-DRVVT screen ratio ≥1.20, DRVVT mix ratio ≥1.20, and DRVVT confirmation ratio ≥1.20:

The data are consistent with presence of LA, provided anticoagulant effect can be excluded (see Cautions)

 

Because no single coagulation test can identify or exclude all LAs, and because of the complexity of testing LA, one of  the following Coagulation Consultation reflexive panel procedures are recommended if clinically indicated:

ALUPP / Lupus Anticoagulant Profile, Plasma

AATHR / Thrombophilia Profile, Plasma

APROL / Prolonged Clot Time Profile, Plasma

 

DRVVT assays ordered as a single, stand-alone test should be interpreted within patient clinical context and close attention to medication use by patient (see Cautions).

Clinical Reference

1. Proven A, Bartlett RP, Moder KG, et al: Clinical importance of positive test results for lupus anticoagulant and anticardiolipin antibodies. Mayo Clin Proc 2004 April;79(4):467-475

2. Gastineau DA, Kazmier FJ, Nichols WL, Bowie EJ: Lupus anticoagulant: an analysis of the clinical and laboratory features of 219 cases. Am J Hematol 1985 Jul;19(3):265-275

3. Brandt JT, Triplett DA, Alving B, Sharrer I: Criteria for the diagnosis of lupus anticoagulant: an update. On behalf of the Subcommittee on Lupus Anticoagulant/Antiphospholipid Antibody of the Scientific and Standardisation Committee of the ISTH. Thromb Haemost 1995 Oct;74(4);1185-1190

4. Arnout J, Vermylen J: Current status and implications of autoimmune antiphospholipid antibodies in relation to thrombotic disease. J Thromb Haemost 2003 May;1(5):931-942

5. Pengo V, Tripodi A, Reber G, Rand JH, et al: Update of the guidelines for lupus anticoagulant detection. Subcommittee on Lupus Anticoagulant/Antiphospholipid Antibody of the Scientific and Standardisation Committee of the International Society on Thrombosis and Haemostasis. J Thromb Haemost 2009;7:1737-1740. doi: 10.1111/j.1538-7836.2009.03555.x

6. CLSI Laboratory Testing for Lupus Anticoagulant; Approved Guideline.

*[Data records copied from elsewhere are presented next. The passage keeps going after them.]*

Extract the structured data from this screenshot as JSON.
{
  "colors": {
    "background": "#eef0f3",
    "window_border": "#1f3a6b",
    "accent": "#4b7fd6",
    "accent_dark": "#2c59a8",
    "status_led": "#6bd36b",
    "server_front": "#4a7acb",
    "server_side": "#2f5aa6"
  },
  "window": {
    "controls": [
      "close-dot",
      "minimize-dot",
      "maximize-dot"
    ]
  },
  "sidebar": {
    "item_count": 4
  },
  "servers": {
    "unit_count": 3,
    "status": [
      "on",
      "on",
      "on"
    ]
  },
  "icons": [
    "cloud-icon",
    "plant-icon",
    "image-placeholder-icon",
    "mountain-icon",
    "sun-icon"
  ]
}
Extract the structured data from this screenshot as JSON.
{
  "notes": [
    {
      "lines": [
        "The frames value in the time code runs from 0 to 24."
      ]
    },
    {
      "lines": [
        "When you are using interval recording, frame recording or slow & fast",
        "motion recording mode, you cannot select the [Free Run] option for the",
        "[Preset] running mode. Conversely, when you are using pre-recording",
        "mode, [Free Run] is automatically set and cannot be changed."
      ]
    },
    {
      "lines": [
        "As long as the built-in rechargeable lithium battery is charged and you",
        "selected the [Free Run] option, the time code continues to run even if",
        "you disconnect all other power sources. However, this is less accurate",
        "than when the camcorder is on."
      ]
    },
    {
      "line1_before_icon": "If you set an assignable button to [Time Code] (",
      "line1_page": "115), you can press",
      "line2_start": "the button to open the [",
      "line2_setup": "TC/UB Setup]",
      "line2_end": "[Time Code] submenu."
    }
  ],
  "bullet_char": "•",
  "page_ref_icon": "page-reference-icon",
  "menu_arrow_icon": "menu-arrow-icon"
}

CLSI document H60-A. Wayne, PA: Clinical and Laboratory Standards Institute; 2014

Day(s) and Time(s) Performed

Monday through Friday; Varies

Analytic Time

2 days

Performing Laboratory

Mayo Clinic Laboratories in Rochester

Test Classification

Not Applicable

LOINC Code Information

Test ID Test Order Name Order LOINC Value
DRVI4 DRVVT Interpretation 50008-2

 

Result ID Test Result Name Result LOINC Value
DRVI4 DRVVT Interpretation 50008-2